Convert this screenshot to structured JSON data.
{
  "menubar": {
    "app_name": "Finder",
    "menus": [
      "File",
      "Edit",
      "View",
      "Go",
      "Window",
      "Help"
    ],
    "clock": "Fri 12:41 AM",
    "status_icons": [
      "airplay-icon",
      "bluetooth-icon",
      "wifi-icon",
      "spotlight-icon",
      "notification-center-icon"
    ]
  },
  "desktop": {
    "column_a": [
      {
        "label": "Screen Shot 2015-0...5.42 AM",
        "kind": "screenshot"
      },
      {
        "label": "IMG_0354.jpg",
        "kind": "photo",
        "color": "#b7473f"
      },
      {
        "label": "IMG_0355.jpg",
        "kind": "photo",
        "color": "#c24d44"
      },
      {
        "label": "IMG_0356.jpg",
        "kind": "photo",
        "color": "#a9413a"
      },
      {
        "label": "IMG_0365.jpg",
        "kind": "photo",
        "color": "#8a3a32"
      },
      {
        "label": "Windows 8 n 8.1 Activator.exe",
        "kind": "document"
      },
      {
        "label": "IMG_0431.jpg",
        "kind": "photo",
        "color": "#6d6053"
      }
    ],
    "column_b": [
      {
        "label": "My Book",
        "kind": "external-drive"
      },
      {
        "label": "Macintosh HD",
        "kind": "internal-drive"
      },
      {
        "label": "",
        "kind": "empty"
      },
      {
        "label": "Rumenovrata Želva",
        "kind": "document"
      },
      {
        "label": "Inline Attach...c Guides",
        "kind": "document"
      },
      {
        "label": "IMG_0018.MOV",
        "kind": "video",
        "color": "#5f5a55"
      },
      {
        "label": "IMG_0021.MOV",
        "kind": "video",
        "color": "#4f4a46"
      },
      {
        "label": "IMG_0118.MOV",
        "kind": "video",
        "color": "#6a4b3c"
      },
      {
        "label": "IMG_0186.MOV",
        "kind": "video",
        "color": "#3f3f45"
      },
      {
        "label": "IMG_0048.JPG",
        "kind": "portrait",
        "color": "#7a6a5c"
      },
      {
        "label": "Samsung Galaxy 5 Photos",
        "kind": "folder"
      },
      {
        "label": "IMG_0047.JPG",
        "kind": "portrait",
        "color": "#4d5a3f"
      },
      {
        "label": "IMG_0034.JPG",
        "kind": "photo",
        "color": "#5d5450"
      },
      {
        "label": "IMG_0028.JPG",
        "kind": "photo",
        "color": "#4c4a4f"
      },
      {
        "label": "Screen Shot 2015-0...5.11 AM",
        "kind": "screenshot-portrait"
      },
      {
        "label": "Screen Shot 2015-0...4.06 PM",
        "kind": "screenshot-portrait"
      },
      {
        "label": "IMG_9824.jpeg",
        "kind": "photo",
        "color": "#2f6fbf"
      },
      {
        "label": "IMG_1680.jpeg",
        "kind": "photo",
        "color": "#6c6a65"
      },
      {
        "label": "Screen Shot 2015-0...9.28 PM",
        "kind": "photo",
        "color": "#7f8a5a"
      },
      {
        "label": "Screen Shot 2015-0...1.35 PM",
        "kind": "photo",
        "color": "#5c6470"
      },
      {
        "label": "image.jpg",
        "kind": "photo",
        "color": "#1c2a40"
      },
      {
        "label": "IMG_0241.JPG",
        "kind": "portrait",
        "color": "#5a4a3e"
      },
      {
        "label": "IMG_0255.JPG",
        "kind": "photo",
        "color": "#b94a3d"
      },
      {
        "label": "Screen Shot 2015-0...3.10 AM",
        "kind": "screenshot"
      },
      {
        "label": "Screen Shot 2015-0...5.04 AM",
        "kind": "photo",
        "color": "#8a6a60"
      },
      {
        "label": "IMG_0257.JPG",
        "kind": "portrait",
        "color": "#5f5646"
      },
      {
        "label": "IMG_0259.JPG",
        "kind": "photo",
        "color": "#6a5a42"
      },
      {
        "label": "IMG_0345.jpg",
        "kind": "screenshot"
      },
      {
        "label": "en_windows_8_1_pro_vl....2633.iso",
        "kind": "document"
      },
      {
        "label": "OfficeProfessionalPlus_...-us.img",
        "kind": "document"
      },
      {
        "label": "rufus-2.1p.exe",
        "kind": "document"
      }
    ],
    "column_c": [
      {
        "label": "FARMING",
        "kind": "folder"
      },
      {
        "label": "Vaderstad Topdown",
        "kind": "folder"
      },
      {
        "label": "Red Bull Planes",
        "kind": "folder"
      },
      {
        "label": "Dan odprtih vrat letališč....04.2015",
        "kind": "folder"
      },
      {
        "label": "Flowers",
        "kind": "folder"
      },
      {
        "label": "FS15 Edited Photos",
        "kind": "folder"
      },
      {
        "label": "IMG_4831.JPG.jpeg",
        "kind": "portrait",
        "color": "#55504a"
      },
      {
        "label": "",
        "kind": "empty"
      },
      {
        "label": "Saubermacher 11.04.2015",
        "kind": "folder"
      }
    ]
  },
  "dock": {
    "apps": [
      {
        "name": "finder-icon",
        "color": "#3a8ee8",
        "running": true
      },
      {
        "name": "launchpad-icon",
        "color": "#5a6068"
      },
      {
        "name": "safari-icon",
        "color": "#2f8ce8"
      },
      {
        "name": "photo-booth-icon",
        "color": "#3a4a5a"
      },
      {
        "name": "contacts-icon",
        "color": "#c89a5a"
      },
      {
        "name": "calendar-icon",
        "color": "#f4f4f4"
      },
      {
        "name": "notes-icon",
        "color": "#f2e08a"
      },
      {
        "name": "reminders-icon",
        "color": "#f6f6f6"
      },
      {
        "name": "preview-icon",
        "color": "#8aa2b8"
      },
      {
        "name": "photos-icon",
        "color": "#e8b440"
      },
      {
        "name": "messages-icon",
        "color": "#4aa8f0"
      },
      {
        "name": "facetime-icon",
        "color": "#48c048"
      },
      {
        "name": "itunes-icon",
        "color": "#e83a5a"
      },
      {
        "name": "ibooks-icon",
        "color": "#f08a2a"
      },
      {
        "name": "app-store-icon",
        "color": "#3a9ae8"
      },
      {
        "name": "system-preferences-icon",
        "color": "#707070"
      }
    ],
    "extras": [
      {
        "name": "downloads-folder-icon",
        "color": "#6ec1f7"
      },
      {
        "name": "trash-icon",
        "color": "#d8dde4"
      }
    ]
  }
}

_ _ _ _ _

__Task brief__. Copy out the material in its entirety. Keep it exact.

__The answer__.
Convert this screenshot to structured JSON data.
{
  "menubar": {
    "app_name": "Finder",
    "menus": [
      "File",
      "Edit",
      "View",
      "Go",
      "Window",
      "Help"
    ],
    "clock": "Fri 12:41 AM",
    "status_icons": [
      "airplay-icon",
      "bluetooth-icon",
      "wifi-icon",
      "spotlight-icon",
      "notification-center-icon"
    ]
  },
  "desktop": {
    "column_a": [
      {
        "label": "Screen Shot 2015-0...5.42 AM",
        "kind": "screenshot"
      },
      {
        "label": "IMG_0354.jpg",
        "kind": "photo",
        "color": "#b7473f"
      },
      {
        "label": "IMG_0355.jpg",
        "kind": "photo",
        "color": "#c24d44"
      },
      {
        "label": "IMG_0356.jpg",
        "kind": "photo",
        "color": "#a9413a"
      },
      {
        "label": "IMG_0365.jpg",
        "kind": "photo",
        "color": "#8a3a32"
      },
      {
        "label": "Windows 8 n 8.1 Activator.exe",
        "kind": "document"
      },
      {
        "label": "IMG_0431.jpg",
        "kind": "photo",
        "color": "#6d6053"
      }
    ],
    "column_b": [
      {
        "label": "My Book",
        "kind": "external-drive"
      },
      {
        "label": "Macintosh HD",
        "kind": "internal-drive"
      },
      {
        "label": "",
        "kind": "empty"
      },
      {
        "label": "Rumenovrata Želva",
        "kind": "document"
      },
      {
        "label": "Inline Attach...c Guides",
        "kind": "document"
      },
      {
        "label": "IMG_0018.MOV",
        "kind": "video",
        "color": "#5f5a55"
      },
      {
        "label": "IMG_0021.MOV",
        "kind": "video",
        "color": "#4f4a46"
      },
      {
        "label": "IMG_0118.MOV",
        "kind": "video",
        "color": "#6a4b3c"
      },
      {
        "label": "IMG_0186.MOV",
        "kind": "video",
        "color": "#3f3f45"
      },
      {
        "label": "IMG_0048.JPG",
        "kind": "portrait",
        "color": "#7a6a5c"
      },
      {
        "label": "Samsung Galaxy 5 Photos",
        "kind": "folder"
      },
      {
        "label": "IMG_0047.JPG",
        "kind": "portrait",
        "color": "#4d5a3f"
      },
      {
        "label": "IMG_0034.JPG",
        "kind": "photo",
        "color": "#5d5450"
      },
      {
        "label": "IMG_0028.JPG",
        "kind": "photo",
        "color": "#4c4a4f"
      },
      {
        "label": "Screen Shot 2015-0...5.11 AM",
        "kind": "screenshot-portrait"
      },
      {
        "label": "Screen Shot 2015-0...4.06 PM",
        "kind": "screenshot-portrait"
      },
      {
        "label": "IMG_9824.jpeg",
        "kind": "photo",
        "color": "#2f6fbf"
      },
      {
        "label": "IMG_1680.jpeg",
        "kind": "photo",
        "color": "#6c6a65"
      },
      {
        "label": "Screen Shot 2015-0...9.28 PM",
        "kind": "photo",
        "color": "#7f8a5a"
      },
      {
        "label": "Screen Shot 2015-0...1.35 PM",
        "kind": "photo",
        "color": "#5c6470"
      },
      {
        "label": "image.jpg",
        "kind": "photo",
        "color": "#1c2a40"
      },
      {
        "label": "IMG_0241.JPG",
        "kind": "portrait",
        "color": "#5a4a3e"
      },
      {
        "label": "IMG_0255.JPG",
        "kind": "photo",
        "color": "#b94a3d"
      },
      {
        "label": "Screen Shot 2015-0...3.10 AM",
        "kind": "screenshot"
      },
      {
        "label": "Screen Shot 2015-0...5.04 AM",
        "kind": "photo",
        "color": "#8a6a60"
      },
      {
        "label": "IMG_0257.JPG",
        "kind": "portrait",
        "color": "#5f5646"
      },
      {
        "label": "IMG_0259.JPG",
        "kind": "photo",
        "color": "#6a5a42"
      },
      {
        "label": "IMG_0345.jpg",
        "kind": "screenshot"
      },
      {
        "label": "en_windows_8_1_pro_vl....2633.iso",
        "kind": "document"
      },
      {
        "label": "OfficeProfessionalPlus_...-us.img",
        "kind": "document"
      },
      {
        "label": "rufus-2.1p.exe",
        "kind": "document"
      }
    ],
    "column_c": [
      {
        "label": "FARMING",
        "kind": "folder"
      },
      {
        "label": "Vaderstad Topdown",
        "kind": "folder"
      },
      {
        "label": "Red Bull Planes",
        "kind": "folder"
      },
      {
        "label": "Dan odprtih vrat letališč....04.2015",
        "kind": "folder"
      },
      {
        "label": "Flowers",
        "kind": "folder"
      },
      {
        "label": "FS15 Edited Photos",
        "kind": "folder"
      },
      {
        "label": "IMG_4831.JPG.jpeg",
        "kind": "portrait",
        "color": "#55504a"
      },
      {
        "label": "",
        "kind": "empty"
      },
      {
        "label": "Saubermacher 11.04.2015",
        "kind": "folder"
      }
    ]
  },
  "dock": {
    "apps": [
      {
        "name": "finder-icon",
        "color": "#3a8ee8",
        "running": true
      },
      {
        "name": "launchpad-icon",
        "color": "#5a6068"
      },
      {
        "name": "safari-icon",
        "color": "#2f8ce8"
      },
      {
        "name": "photo-booth-icon",
        "color": "#3a4a5a"
      },
      {
        "name": "contacts-icon",
        "color": "#c89a5a"
      },
      {
        "name": "calendar-icon",
        "color": "#f4f4f4"
      },
      {
        "name": "notes-icon",
        "color": "#f2e08a"
      },
      {
        "name": "reminders-icon",
        "color": "#f6f6f6"
      },
      {
        "name": "preview-icon",
        "color": "#8aa2b8"
      },
      {
        "name": "photos-icon",
        "color": "#e8b440"
      },
      {
        "name": "messages-icon",
        "color": "#4aa8f0"
      },
      {
        "name": "facetime-icon",
        "color": "#48c048"
      },
      {
        "name": "itunes-icon",
        "color": "#e83a5a"
      },
      {
        "name": "ibooks-icon",
        "color": "#f08a2a"
      },
      {
        "name": "app-store-icon",
        "color": "#3a9ae8"
      },
      {
        "name": "system-preferences-icon",
        "color": "#707070"
      }
    ],
    "extras": [
      {
        "name": "downloads-folder-icon",
        "color": "#6ec1f7"
      },
      {
        "name": "trash-icon",
        "color": "#d8dde4"
      }
    ]
  }
}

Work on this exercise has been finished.